When they came to water, no doubt the passage he had read earlier was still on his mind, thus prompting him to ask, "What prevents me from being baptized?" No doubt Philip would have been able to explain the importance of the Spirit's work and how the water in baptism is a symbol of the Spirit's cleansing, descending or being sprinkled on those who trust in Jesus.

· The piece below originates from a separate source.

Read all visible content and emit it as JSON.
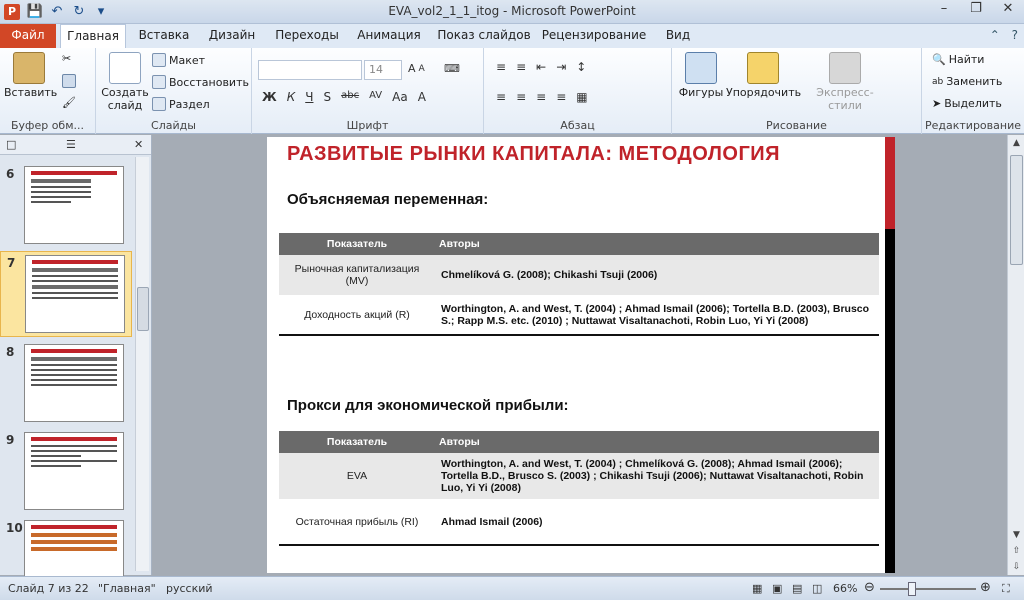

When it says they "went down into the water" and they "came up out of the water," all this means is that they walked into the water and walked out of the water. If I walk from the shore to the middle of a stream that only comes to my ankles, I have "went down into the water." When I walk from the middle of the stream back onto the shore, I have "came up out of the water." The Greek word katabaino (καταβαινω) translated as "went down" means "to descend." The Greek word anabaino (αναβαινω) translated as "came up" means "to ascend." The Greek word eis (εις) translated "into" is where we get our term eisegesis from, referring to the reading into of a text ideas and concepts that simply are not there. The Greek word ek (εκ) tranlated "out of" simply means "from." Immersion is not in view here, otherwise Philip got baptized as well.

What is the likelihood that after an immersion baptism, Philip traveled 20 miles to Azotus dripping wet? There is no mention of preparation in this passage, such as dry clothing, or any other passage related to baptism. If one's hypothesis concerning this account is that the Ethiopian eunuch was immersed, all the probabilities of circumstantial evidence point against it.

How does it seem to you?

"[Study] to present yourself approved to God as a workman who does not need to be ashamed, handling accurately the word of truth." 2 Timothy 2:15

"Now [the Bereans] were more noble-minded than those in Thessalonica, for they received the word with great eagerness, examining the Scriptures daily, to see whether these things [taught to them by the Apostle Paul] were so." Acts 17:11